Returning to the Finsbury amidst the growing winter cold, we eagerly set up for our final collaboration with Lost In the Manor in 2018. Throughout the year, we’ve had an eclectic mix of artists join us in North London, however we notably kept some particular gems to see out the year in style.
Our first band Gemini Sun started the night with a melancholy take on indie, held together with a dreamwave glue that kept each track moving with a lucidity that made them notoriously difficult to pin down. Respectfully, this allowed them to flit between sounds and styles with ease; showing the full creative mindset of frontman Sam Dukes as the crowd in the room began to grow.
Reminiscent of some of the biggest names in early noughties rock, our second act Mystic Rain Frogs delivered some flickers of Tame Impala and tastes of the Foo Fighters, amidst much heavier influences. Vocalist Luke Brealey did will to swing between quieter and heavier parts of their repertoire, commanding the stage and keeping the audience enthralled with their growing tempo and volume.
Stepping over into the instrumental foray, Japanese Television delivered a dynamic set that kept the room engaged throughout. Pulling from areas of early grunge and the UK’s growing neu-punk scene, their sound resonated well with the audience and offered a slightly different tase from what was on offer from the rest of the lineup.
What seemed like a sound that was a home for more introspective listeners, the entire crowd hung on every note as their set list entertained many different influences within rock, notoriously gathering some new fans before they finished their set.
Welcomed by an eager crowd, our headliners FLOAT took the stage with a confidence that only comes from a notoriety that has been earned over time.
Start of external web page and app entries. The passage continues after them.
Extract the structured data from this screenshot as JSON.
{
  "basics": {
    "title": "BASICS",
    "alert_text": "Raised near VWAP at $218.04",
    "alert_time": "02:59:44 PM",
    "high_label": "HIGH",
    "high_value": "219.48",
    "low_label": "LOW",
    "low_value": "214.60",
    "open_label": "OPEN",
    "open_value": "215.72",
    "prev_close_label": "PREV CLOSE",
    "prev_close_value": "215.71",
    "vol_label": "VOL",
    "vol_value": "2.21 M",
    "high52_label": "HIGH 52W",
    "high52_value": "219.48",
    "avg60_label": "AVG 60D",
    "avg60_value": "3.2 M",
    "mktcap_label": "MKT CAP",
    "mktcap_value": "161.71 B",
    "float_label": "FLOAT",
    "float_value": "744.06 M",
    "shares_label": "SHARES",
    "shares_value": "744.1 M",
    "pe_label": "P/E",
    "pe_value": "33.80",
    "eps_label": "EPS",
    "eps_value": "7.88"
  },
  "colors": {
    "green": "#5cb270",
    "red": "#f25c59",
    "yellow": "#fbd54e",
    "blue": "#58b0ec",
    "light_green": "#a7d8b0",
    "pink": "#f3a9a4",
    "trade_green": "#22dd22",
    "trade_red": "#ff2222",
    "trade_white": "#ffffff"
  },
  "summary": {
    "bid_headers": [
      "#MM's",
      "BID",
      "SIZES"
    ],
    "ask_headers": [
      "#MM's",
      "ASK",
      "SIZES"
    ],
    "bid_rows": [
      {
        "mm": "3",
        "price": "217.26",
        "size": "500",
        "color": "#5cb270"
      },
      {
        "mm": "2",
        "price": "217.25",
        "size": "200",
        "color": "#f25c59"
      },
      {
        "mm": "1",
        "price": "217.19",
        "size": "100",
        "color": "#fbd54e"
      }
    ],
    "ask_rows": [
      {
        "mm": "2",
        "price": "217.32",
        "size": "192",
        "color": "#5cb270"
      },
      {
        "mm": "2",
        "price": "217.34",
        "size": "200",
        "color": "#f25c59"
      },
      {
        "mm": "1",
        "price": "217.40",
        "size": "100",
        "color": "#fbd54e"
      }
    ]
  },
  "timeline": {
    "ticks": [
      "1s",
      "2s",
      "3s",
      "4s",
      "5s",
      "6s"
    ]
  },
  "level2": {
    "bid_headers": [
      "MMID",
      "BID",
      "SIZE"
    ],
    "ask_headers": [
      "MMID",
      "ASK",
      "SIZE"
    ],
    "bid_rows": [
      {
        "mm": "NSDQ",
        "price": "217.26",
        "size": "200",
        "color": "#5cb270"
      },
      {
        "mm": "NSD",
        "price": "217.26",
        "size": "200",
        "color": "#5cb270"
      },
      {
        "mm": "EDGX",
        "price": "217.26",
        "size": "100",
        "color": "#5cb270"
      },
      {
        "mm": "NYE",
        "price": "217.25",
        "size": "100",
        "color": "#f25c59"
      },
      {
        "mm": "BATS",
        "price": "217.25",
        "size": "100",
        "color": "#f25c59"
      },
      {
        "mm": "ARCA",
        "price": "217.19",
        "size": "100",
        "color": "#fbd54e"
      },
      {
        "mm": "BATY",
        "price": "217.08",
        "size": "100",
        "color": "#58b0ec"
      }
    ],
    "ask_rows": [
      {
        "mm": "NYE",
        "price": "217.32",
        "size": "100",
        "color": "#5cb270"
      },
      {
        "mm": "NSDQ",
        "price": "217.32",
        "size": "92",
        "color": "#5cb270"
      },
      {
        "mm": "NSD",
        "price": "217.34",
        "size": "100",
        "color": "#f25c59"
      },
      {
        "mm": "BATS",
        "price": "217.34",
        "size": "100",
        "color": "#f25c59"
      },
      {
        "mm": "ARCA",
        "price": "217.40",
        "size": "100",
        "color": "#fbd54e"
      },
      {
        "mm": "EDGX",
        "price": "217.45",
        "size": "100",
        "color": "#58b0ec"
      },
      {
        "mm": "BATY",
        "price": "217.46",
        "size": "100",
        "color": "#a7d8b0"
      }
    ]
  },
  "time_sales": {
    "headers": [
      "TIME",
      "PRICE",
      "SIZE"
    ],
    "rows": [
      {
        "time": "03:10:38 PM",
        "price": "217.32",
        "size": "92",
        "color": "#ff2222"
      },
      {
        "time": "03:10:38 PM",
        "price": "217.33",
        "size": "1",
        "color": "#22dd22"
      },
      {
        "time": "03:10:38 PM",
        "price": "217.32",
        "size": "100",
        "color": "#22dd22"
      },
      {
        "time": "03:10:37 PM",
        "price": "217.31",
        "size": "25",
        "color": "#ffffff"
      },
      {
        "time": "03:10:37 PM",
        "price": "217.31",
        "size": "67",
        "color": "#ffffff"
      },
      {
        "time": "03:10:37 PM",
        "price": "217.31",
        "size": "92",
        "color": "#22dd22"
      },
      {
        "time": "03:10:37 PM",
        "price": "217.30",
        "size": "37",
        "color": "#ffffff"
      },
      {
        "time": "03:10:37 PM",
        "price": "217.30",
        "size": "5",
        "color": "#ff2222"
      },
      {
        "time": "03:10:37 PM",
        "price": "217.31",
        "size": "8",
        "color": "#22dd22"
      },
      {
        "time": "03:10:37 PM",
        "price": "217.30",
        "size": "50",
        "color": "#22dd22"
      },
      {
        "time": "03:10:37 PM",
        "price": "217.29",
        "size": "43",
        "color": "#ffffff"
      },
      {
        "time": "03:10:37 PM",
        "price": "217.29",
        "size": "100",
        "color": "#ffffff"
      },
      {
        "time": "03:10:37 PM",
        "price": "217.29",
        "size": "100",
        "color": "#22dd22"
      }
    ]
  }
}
Their set was met with recognisable nods by nearly all, with an obvious sense of dedicated fandom flittering through the room.
The singer Edmund C. Short was animated in his delivery, falling to his knees mid set as if lost in his own creative allure; something that the entire audience was invested in hook, line and sinker.
Their style flitted between shady americana and the darker sides of the UK’s indie scene, discovering a shade of noir that’s oh-so-difficult to master but delectably alluring when you find it. Similar bands such as Heirloom and Strange Cages have also joined this new wave of alternative rock, together building a dedicated fanbase of listeners that are growing an affinity that only few bands can deliver on. With much to come, we’re keen to see FLOAT’s next steps in 2019.